## TASK ITEM
Where the word "with" occurs in a line of the data, return the whole line.

Records drawn from a dataset:

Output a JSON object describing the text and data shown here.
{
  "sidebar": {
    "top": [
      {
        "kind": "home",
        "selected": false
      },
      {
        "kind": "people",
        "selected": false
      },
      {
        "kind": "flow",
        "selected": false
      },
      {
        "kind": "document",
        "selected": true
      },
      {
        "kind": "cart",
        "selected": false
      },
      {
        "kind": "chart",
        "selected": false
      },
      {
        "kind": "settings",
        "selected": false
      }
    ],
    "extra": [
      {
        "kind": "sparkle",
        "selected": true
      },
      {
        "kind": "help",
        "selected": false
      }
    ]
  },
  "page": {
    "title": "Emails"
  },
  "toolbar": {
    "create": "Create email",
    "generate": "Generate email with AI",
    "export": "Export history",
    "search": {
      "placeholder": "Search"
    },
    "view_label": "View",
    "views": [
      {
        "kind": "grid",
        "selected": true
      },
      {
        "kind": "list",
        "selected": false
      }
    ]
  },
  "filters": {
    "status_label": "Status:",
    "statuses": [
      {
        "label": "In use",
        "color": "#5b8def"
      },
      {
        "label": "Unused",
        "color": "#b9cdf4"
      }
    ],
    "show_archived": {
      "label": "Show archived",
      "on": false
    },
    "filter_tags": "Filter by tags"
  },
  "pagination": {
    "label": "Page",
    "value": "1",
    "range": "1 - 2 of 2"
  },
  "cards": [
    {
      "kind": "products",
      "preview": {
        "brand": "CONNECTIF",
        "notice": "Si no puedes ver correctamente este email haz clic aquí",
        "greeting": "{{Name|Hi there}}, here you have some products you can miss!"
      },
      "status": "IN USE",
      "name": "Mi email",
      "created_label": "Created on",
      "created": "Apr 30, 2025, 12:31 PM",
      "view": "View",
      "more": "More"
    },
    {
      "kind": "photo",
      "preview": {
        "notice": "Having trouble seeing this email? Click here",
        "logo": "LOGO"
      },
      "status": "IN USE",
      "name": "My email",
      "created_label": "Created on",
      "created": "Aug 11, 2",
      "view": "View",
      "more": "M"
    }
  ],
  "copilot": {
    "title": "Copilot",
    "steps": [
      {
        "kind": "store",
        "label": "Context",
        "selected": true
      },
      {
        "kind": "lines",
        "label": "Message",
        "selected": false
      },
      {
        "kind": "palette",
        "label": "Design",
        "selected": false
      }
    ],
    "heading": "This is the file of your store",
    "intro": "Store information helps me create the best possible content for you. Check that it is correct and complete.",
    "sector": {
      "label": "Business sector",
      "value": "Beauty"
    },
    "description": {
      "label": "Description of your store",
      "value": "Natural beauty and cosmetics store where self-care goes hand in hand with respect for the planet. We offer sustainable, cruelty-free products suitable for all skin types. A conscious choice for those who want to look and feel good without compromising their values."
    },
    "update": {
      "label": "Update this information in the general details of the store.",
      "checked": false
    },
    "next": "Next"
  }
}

## RESPONSE TO THE TASK
    "generate": "Generate email with AI",
      "value": "Natural beauty and cosmetics store where self-care goes hand in hand with respect for the planet. We offer sustainable, cruelty-free products suitable for all skin types. A conscious choice for those who want to look and feel good without compromising their values."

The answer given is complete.